The team decided on a series of monitored tests. Regular and engineered plants were not watered for three weeks. The regular plants died, and the engineered plants once again began to grow after receiving water, having incurred no damage during the "draught period."
This discovery is especially significant for the State of Israel. Wheat is planted at the beginning of the winter and sprouts after the first rain, but will die if there is no subsequent rainfall.
With this new technology, the wheat shoots will be able to withstand considerable amounts of time with no rain. Furthermore, scientists forecast more common world-wide draughts in the future as a result of climate changes, and this newly acquired knowledge may serve as the solution to this looming global threat.

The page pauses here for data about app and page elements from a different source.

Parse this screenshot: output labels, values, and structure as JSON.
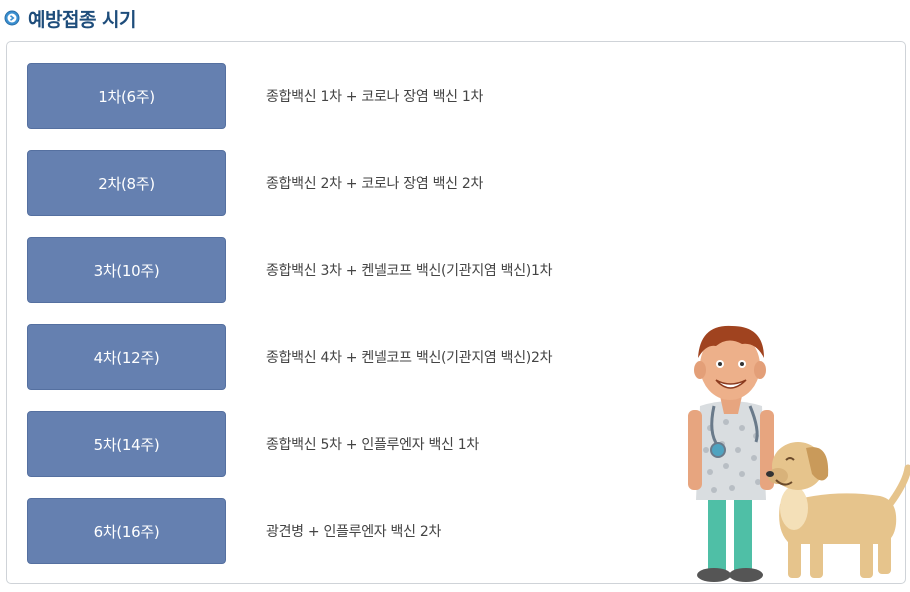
{
  "section": {
    "title": "예방접종 시기"
  },
  "schedule": [
    {
      "stage": "1차(6주)",
      "vaccines": "종합백신 1차 + 코로나 장염 백신 1차"
    },
    {
      "stage": "2차(8주)",
      "vaccines": "종합백신 2차 + 코로나 장염 백신 2차"
    },
    {
      "stage": "3차(10주)",
      "vaccines": "종합백신 3차 + 켄넬코프 백신(기관지염 백신)1차"
    },
    {
      "stage": "4차(12주)",
      "vaccines": "종합백신 4차 + 켄넬코프 백신(기관지염 백신)2차"
    },
    {
      "stage": "5차(14주)",
      "vaccines": "종합백신 5차 + 인플루엔자 백신 1차"
    },
    {
      "stage": "6차(16주)",
      "vaccines": "광견병 + 인플루엔자 백신 2차"
    }
  ],
  "icons": {
    "title_bullet": "circle-arrow-icon",
    "illustration": "veterinarian-with-dog-illustration"
  },
  "colors": {
    "title": "#1e4d7b",
    "stage_button": "#6580b0",
    "text": "#444444"
  }
}
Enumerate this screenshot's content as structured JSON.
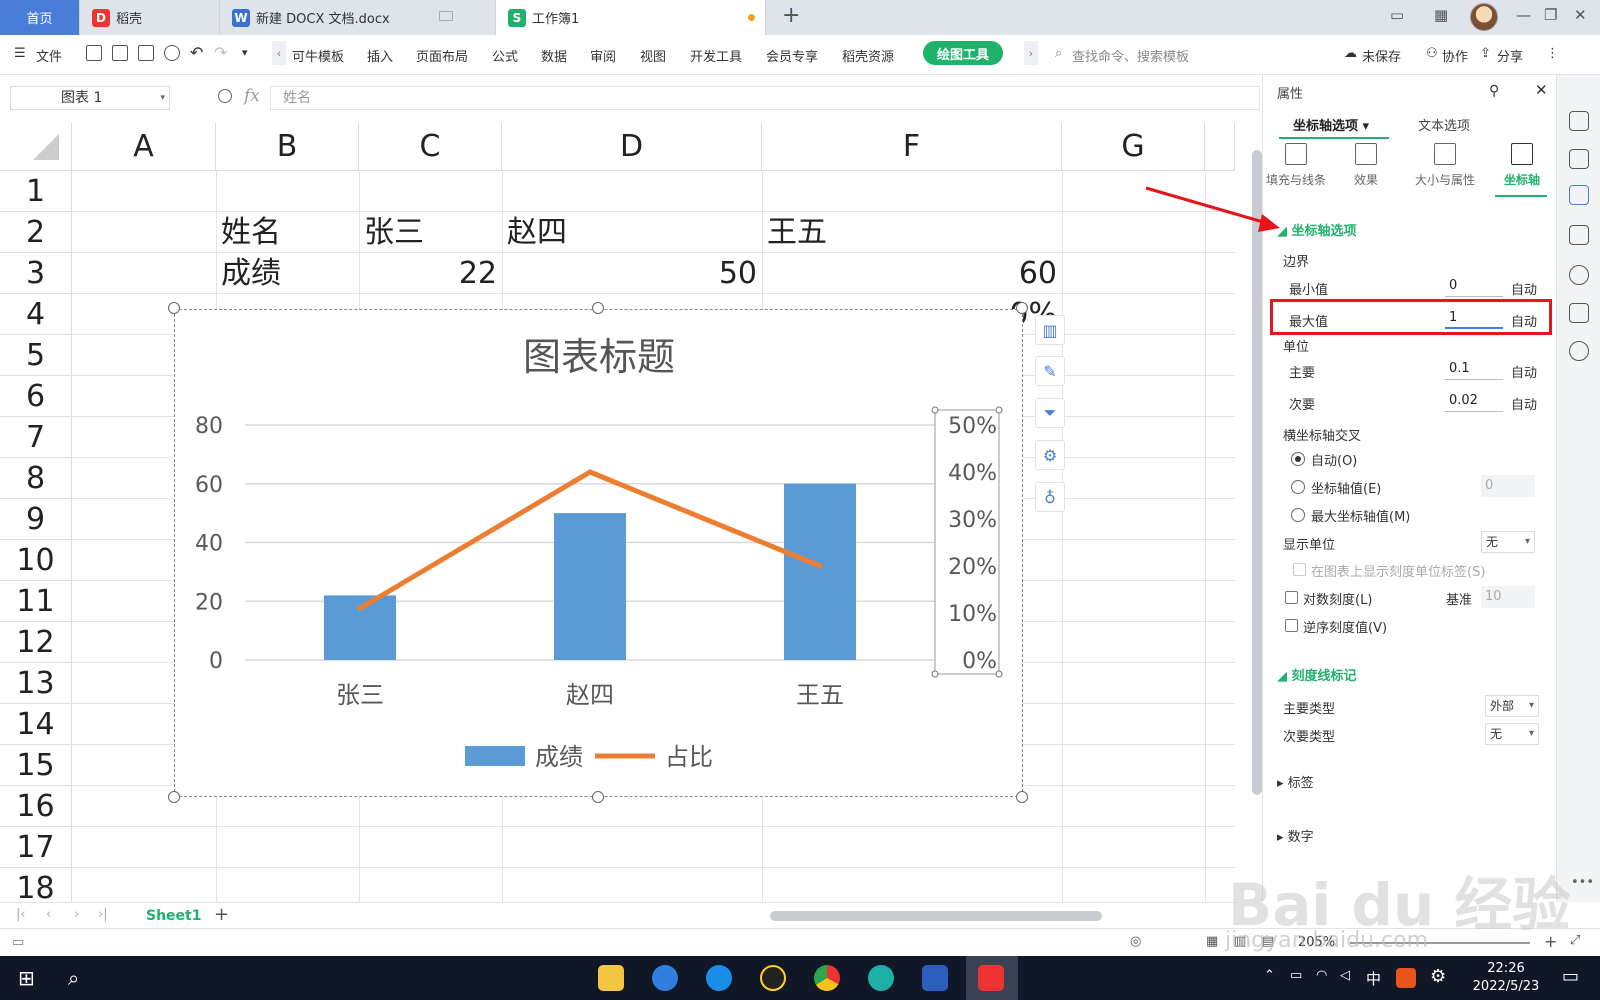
{
  "tabs": {
    "home": "首页",
    "daoke": "稻壳",
    "doc": "新建 DOCX 文档.docx",
    "workbook": "工作簿1"
  },
  "menu": {
    "file": "文件",
    "items": [
      "可牛模板",
      "插入",
      "页面布局",
      "公式",
      "数据",
      "审阅",
      "视图",
      "开发工具",
      "会员专享",
      "稻壳资源"
    ],
    "draw_tools": "绘图工具",
    "search": "查找命令、搜索模板",
    "unsaved": "未保存",
    "collab": "协作",
    "share": "分享"
  },
  "formula": {
    "namebox": "图表 1",
    "fx": "fx",
    "content": "姓名"
  },
  "grid": {
    "columns": [
      "A",
      "B",
      "C",
      "D",
      "F",
      "G"
    ],
    "rows": [
      "1",
      "2",
      "3",
      "4",
      "5",
      "6",
      "7",
      "8",
      "9",
      "10",
      "11",
      "12",
      "13",
      "14",
      "15",
      "16",
      "17",
      "18"
    ],
    "cells": {
      "b2": "姓名",
      "c2": "张三",
      "d2": "赵四",
      "f2": "王五",
      "b3": "成绩",
      "c3": "22",
      "d3": "50",
      "f3": "60",
      "f4_partial": "0%"
    }
  },
  "chart_data": {
    "type": "bar",
    "title": "图表标题",
    "categories": [
      "张三",
      "赵四",
      "王五"
    ],
    "series": [
      {
        "name": "成绩",
        "type": "bar",
        "axis": "left",
        "values": [
          22,
          50,
          60
        ],
        "color": "#5b9bd5"
      },
      {
        "name": "占比",
        "type": "line",
        "axis": "right",
        "values": [
          0.11,
          0.4,
          0.2
        ],
        "color": "#ed7d31"
      }
    ],
    "y_left": {
      "ticks": [
        "80",
        "60",
        "40",
        "20",
        "0"
      ],
      "ylim": [
        0,
        80
      ]
    },
    "y_right": {
      "ticks": [
        "50%",
        "40%",
        "30%",
        "20%",
        "10%",
        "0%"
      ],
      "ylim": [
        0,
        0.5
      ]
    },
    "legend": "bottom",
    "grid": true
  },
  "props": {
    "title": "属性",
    "tab_axis": "坐标轴选项",
    "tab_text": "文本选项",
    "icon_tabs": [
      "填充与线条",
      "效果",
      "大小与属性",
      "坐标轴"
    ],
    "section_axis": "坐标轴选项",
    "bounds": "边界",
    "min_label": "最小值",
    "min_value": "0",
    "max_label": "最大值",
    "max_value": "1",
    "auto": "自动",
    "unit": "单位",
    "major_label": "主要",
    "major_value": "0.1",
    "minor_label": "次要",
    "minor_value": "0.02",
    "cross": "横坐标轴交叉",
    "cross_auto": "自动(O)",
    "cross_value": "坐标轴值(E)",
    "cross_value_input": "0",
    "cross_max": "最大坐标轴值(M)",
    "display_unit": "显示单位",
    "display_unit_value": "无",
    "show_unit_label": "在图表上显示刻度单位标签(S)",
    "log_scale": "对数刻度(L)",
    "base": "基准",
    "base_value": "10",
    "reverse": "逆序刻度值(V)",
    "section_tick": "刻度线标记",
    "major_type": "主要类型",
    "major_type_value": "外部",
    "minor_type": "次要类型",
    "minor_type_value": "无",
    "labels": "标签",
    "number": "数字"
  },
  "sheet": {
    "name": "Sheet1"
  },
  "status": {
    "zoom": "205%"
  },
  "taskbar": {
    "ime": "中",
    "time": "22:26",
    "date": "2022/5/23"
  },
  "watermark": {
    "text": "Bai du 经验",
    "url": "jingyan.baidu.com"
  }
}
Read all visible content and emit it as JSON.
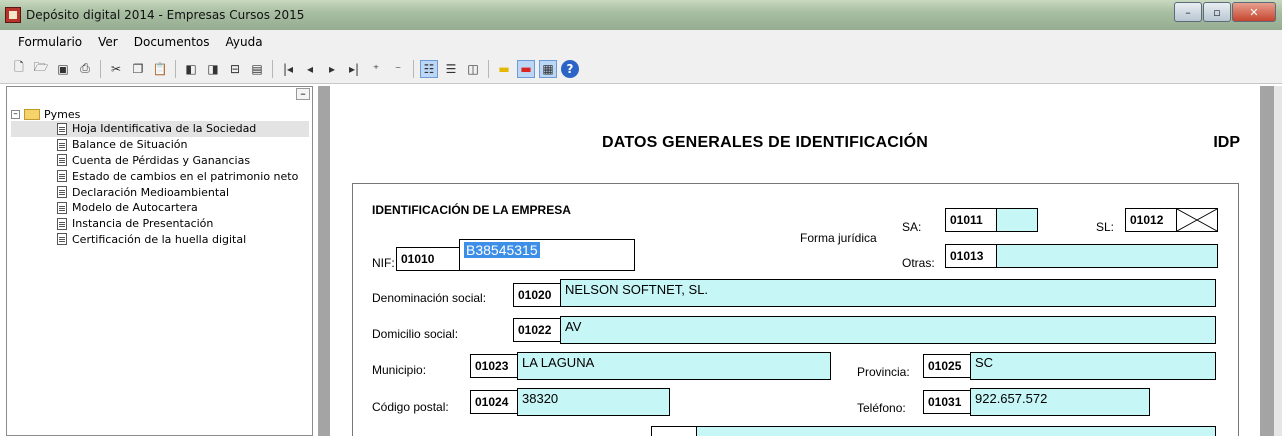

Lastly, the plants flourished with only a third of the water usually required to water plants. With water sources dwindling, this new Israeli technology may be the key for the survival of agriculture in various areas in the world.
A spokesman for the Kinneret College told Tazpit News Agency that the findings have are already being implemented, at that international firms have expressed interest in the technology.
Reprinted with permission from Tazpit News Agency